[Problem to solve] Produce a character-for-character copy of the data below.

[Data about app and page elements]

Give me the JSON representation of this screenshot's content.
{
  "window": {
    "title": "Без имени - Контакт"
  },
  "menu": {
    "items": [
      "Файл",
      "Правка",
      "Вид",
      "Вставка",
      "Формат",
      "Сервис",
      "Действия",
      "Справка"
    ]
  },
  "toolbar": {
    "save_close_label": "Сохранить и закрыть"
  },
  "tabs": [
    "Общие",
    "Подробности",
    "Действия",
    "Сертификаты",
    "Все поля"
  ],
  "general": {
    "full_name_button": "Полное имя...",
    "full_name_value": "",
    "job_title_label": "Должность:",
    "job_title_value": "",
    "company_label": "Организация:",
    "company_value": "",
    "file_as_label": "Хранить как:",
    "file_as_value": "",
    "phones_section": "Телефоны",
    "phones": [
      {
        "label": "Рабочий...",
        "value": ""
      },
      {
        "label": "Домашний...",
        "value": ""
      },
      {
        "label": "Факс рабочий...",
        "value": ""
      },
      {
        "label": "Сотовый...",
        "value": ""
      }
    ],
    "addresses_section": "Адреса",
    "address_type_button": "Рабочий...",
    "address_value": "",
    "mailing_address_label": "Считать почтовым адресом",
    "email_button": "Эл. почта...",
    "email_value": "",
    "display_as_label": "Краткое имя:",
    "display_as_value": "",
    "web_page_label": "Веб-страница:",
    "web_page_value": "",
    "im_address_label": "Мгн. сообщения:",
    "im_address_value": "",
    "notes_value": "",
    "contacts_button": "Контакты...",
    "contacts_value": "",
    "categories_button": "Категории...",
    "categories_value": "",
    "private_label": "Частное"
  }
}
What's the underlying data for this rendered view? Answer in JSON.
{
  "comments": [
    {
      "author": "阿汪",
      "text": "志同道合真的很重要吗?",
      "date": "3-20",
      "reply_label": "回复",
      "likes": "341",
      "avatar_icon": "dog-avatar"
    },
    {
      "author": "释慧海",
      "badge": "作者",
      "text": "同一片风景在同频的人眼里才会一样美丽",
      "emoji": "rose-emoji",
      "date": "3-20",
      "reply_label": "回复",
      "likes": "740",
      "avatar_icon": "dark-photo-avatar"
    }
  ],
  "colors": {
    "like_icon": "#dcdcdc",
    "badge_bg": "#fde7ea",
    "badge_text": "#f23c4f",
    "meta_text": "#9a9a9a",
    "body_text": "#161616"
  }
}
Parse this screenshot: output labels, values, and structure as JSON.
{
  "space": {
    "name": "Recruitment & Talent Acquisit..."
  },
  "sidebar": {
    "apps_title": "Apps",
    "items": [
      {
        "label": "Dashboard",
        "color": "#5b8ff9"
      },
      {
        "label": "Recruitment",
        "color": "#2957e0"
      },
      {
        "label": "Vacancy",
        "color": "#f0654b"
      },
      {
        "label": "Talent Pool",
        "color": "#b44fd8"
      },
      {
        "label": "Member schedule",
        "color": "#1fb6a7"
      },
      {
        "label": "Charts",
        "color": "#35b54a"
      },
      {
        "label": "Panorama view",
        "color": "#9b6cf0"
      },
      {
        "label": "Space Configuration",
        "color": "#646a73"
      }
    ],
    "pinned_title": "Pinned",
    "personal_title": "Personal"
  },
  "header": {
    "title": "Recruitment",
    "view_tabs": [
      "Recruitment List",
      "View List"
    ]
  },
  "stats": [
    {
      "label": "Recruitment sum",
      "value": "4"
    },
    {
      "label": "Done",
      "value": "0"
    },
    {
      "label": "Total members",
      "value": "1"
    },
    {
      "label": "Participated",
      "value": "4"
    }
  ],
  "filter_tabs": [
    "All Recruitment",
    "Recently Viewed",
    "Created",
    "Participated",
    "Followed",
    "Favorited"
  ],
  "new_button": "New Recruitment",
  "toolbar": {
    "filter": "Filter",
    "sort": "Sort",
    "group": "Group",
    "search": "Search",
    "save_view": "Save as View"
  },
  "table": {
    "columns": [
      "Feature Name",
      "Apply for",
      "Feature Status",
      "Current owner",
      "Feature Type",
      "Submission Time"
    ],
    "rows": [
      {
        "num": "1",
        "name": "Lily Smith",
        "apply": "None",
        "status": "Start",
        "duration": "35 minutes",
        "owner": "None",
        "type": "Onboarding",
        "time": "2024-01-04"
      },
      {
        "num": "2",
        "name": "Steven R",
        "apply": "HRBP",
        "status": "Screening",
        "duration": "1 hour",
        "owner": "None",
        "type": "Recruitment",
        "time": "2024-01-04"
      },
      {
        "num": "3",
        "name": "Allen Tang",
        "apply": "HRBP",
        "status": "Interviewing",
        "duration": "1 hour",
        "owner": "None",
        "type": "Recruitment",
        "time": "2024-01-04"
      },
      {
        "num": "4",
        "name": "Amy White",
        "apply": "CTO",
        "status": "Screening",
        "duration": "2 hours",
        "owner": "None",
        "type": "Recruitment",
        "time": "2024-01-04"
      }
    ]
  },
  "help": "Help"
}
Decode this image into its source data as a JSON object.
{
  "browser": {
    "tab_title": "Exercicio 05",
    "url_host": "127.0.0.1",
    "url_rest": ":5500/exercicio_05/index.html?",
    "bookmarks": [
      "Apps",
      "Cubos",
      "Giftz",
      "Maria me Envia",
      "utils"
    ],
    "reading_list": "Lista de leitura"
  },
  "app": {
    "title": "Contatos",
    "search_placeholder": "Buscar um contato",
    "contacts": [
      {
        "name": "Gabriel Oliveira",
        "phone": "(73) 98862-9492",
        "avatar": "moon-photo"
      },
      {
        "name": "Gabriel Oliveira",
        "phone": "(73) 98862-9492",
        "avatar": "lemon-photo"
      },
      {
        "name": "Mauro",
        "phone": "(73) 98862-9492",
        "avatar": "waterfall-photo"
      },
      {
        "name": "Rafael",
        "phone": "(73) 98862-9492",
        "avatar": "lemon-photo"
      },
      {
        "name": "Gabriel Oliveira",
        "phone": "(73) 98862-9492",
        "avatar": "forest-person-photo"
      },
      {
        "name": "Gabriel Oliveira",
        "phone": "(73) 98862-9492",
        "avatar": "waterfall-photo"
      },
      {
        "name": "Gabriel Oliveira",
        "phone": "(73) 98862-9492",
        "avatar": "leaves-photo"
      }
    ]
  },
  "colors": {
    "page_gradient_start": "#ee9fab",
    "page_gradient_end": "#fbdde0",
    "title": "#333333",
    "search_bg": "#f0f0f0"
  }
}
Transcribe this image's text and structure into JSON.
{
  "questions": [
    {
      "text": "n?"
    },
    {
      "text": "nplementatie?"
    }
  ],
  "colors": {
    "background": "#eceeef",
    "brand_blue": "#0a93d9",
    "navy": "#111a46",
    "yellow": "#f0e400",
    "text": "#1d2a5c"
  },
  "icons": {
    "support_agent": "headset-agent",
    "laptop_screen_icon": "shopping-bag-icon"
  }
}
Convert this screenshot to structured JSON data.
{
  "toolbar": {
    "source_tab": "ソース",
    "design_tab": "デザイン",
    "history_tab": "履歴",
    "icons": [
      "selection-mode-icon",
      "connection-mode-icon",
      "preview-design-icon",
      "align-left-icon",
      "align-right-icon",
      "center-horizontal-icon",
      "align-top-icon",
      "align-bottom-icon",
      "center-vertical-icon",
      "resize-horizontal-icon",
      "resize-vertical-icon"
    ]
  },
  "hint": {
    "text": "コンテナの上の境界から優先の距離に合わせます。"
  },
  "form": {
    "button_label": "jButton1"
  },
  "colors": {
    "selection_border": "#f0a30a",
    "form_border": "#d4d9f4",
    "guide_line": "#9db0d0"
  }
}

[Task output]
Give me the JSON representation of this screenshot's content.
{
  "window": {
    "title": "Без имени - Контакт"
  },
  "menu": {
    "items": [
      "Файл",
      "Правка",
      "Вид",
      "Вставка",
      "Формат",
      "Сервис",
      "Действия",
      "Справка"
    ]
  },
  "toolbar": {
    "save_close_label": "Сохранить и закрыть"
  },
  "tabs": [
    "Общие",
    "Подробности",
    "Действия",
    "Сертификаты",
    "Все поля"
  ],
  "general": {
    "full_name_button": "Полное имя...",
    "full_name_value": "",
    "job_title_label": "Должность:",
    "job_title_value": "",
    "company_label": "Организация:",
    "company_value": "",
    "file_as_label": "Хранить как:",
    "file_as_value": "",
    "phones_section": "Телефоны",
    "phones": [
      {
        "label": "Рабочий...",
        "value": ""
      },
      {
        "label": "Домашний...",
        "value": ""
      },
      {
        "label": "Факс рабочий...",
        "value": ""
      },
      {
        "label": "Сотовый...",
        "value": ""
      }
    ],
    "addresses_section": "Адреса",
    "address_type_button": "Рабочий...",
    "address_value": "",
    "mailing_address_label": "Считать почтовым адресом",
    "email_button": "Эл. почта...",
    "email_value": "",
    "display_as_label": "Краткое имя:",
    "display_as_value": "",
    "web_page_label": "Веб-страница:",
    "web_page_value": "",
    "im_address_label": "Мгн. сообщения:",
    "im_address_value": "",
    "notes_value": "",
    "contacts_button": "Контакты...",
    "contacts_value": "",
    "categories_button": "Категории...",
    "categories_value": "",
    "private_label": "Частное"
  }
}
What's the underlying data for this rendered view? Answer in JSON.
{
  "comments": [
    {
      "author": "阿汪",
      "text": "志同道合真的很重要吗?",
      "date": "3-20",
      "reply_label": "回复",
      "likes": "341",
      "avatar_icon": "dog-avatar"
    },
    {
      "author": "释慧海",
      "badge": "作者",
      "text": "同一片风景在同频的人眼里才会一样美丽",
      "emoji": "rose-emoji",
      "date": "3-20",
      "reply_label": "回复",
      "likes": "740",
      "avatar_icon": "dark-photo-avatar"
    }
  ],
  "colors": {
    "like_icon": "#dcdcdc",
    "badge_bg": "#fde7ea",
    "badge_text": "#f23c4f",
    "meta_text": "#9a9a9a",
    "body_text": "#161616"
  }
}
Parse this screenshot: output labels, values, and structure as JSON.
{
  "space": {
    "name": "Recruitment & Talent Acquisit..."
  },
  "sidebar": {
    "apps_title": "Apps",
    "items": [
      {
        "label": "Dashboard",
        "color": "#5b8ff9"
      },
      {
        "label": "Recruitment",
        "color": "#2957e0"
      },
      {
        "label": "Vacancy",
        "color": "#f0654b"
      },
      {
        "label": "Talent Pool",
        "color": "#b44fd8"
      },
      {
        "label": "Member schedule",
        "color": "#1fb6a7"
      },
      {
        "label": "Charts",
        "color": "#35b54a"
      },
      {
        "label": "Panorama view",
        "color": "#9b6cf0"
      },
      {
        "label": "Space Configuration",
        "color": "#646a73"
      }
    ],
    "pinned_title": "Pinned",
    "personal_title": "Personal"
  },
  "header": {
    "title": "Recruitment",
    "view_tabs": [
      "Recruitment List",
      "View List"
    ]
  },
  "stats": [
    {
      "label": "Recruitment sum",
      "value": "4"
    },
    {
      "label": "Done",
      "value": "0"
    },
    {
      "label": "Total members",
      "value": "1"
    },
    {
      "label": "Participated",
      "value": "4"
    }
  ],
  "filter_tabs": [
    "All Recruitment",
    "Recently Viewed",
    "Created",
    "Participated",
    "Followed",
    "Favorited"
  ],
  "new_button": "New Recruitment",
  "toolbar": {
    "filter": "Filter",
    "sort": "Sort",
    "group": "Group",
    "search": "Search",
    "save_view": "Save as View"
  },
  "table": {
    "columns": [
      "Feature Name",
      "Apply for",
      "Feature Status",
      "Current owner",
      "Feature Type",
      "Submission Time"
    ],
    "rows": [
      {
        "num": "1",
        "name": "Lily Smith",
        "apply": "None",
        "status": "Start",
        "duration": "35 minutes",
        "owner": "None",
        "type": "Onboarding",
        "time": "2024-01-04"
      },
      {
        "num": "2",
        "name": "Steven R",
        "apply": "HRBP",
        "status": "Screening",
        "duration": "1 hour",
        "owner": "None",
        "type": "Recruitment",
        "time": "2024-01-04"
      },
      {
        "num": "3",
        "name": "Allen Tang",
        "apply": "HRBP",
        "status": "Interviewing",
        "duration": "1 hour",
        "owner": "None",
        "type": "Recruitment",
        "time": "2024-01-04"
      },
      {
        "num": "4",
        "name": "Amy White",
        "apply": "CTO",
        "status": "Screening",
        "duration": "2 hours",
        "owner": "None",
        "type": "Recruitment",
        "time": "2024-01-04"
      }
    ]
  },
  "help": "Help"
}
Decode this image into its source data as a JSON object.
{
  "browser": {
    "tab_title": "Exercicio 05",
    "url_host": "127.0.0.1",
    "url_rest": ":5500/exercicio_05/index.html?",
    "bookmarks": [
      "Apps",
      "Cubos",
      "Giftz",
      "Maria me Envia",
      "utils"
    ],
    "reading_list": "Lista de leitura"
  },
  "app": {
    "title": "Contatos",
    "search_placeholder": "Buscar um contato",
    "contacts": [
      {
        "name": "Gabriel Oliveira",
        "phone": "(73) 98862-9492",
        "avatar": "moon-photo"
      },
      {
        "name": "Gabriel Oliveira",
        "phone": "(73) 98862-9492",
        "avatar": "lemon-photo"
      },
      {
        "name": "Mauro",
        "phone": "(73) 98862-9492",
        "avatar": "waterfall-photo"
      },
      {
        "name": "Rafael",
        "phone": "(73) 98862-9492",
        "avatar": "lemon-photo"
      },
      {
        "name": "Gabriel Oliveira",
        "phone": "(73) 98862-9492",
        "avatar": "forest-person-photo"
      },
      {
        "name": "Gabriel Oliveira",
        "phone": "(73) 98862-9492",
        "avatar": "waterfall-photo"
      },
      {
        "name": "Gabriel Oliveira",
        "phone": "(73) 98862-9492",
        "avatar": "leaves-photo"
      }
    ]
  },
  "colors": {
    "page_gradient_start": "#ee9fab",
    "page_gradient_end": "#fbdde0",
    "title": "#333333",
    "search_bg": "#f0f0f0"
  }
}
Transcribe this image's text and structure into JSON.
{
  "questions": [
    {
      "text": "n?"
    },
    {
      "text": "nplementatie?"
    }
  ],
  "colors": {
    "background": "#eceeef",
    "brand_blue": "#0a93d9",
    "navy": "#111a46",
    "yellow": "#f0e400",
    "text": "#1d2a5c"
  },
  "icons": {
    "support_agent": "headset-agent",
    "laptop_screen_icon": "shopping-bag-icon"
  }
}
Convert this screenshot to structured JSON data.
{
  "toolbar": {
    "source_tab": "ソース",
    "design_tab": "デザイン",
    "history_tab": "履歴",
    "icons": [
      "selection-mode-icon",
      "connection-mode-icon",
      "preview-design-icon",
      "align-left-icon",
      "align-right-icon",
      "center-horizontal-icon",
      "align-top-icon",
      "align-bottom-icon",
      "center-vertical-icon",
      "resize-horizontal-icon",
      "resize-vertical-icon"
    ]
  },
  "hint": {
    "text": "コンテナの上の境界から優先の距離に合わせます。"
  },
  "form": {
    "button_label": "jButton1"
  },
  "colors": {
    "selection_border": "#f0a30a",
    "form_border": "#d4d9f4",
    "guide_line": "#9db0d0"
  }
}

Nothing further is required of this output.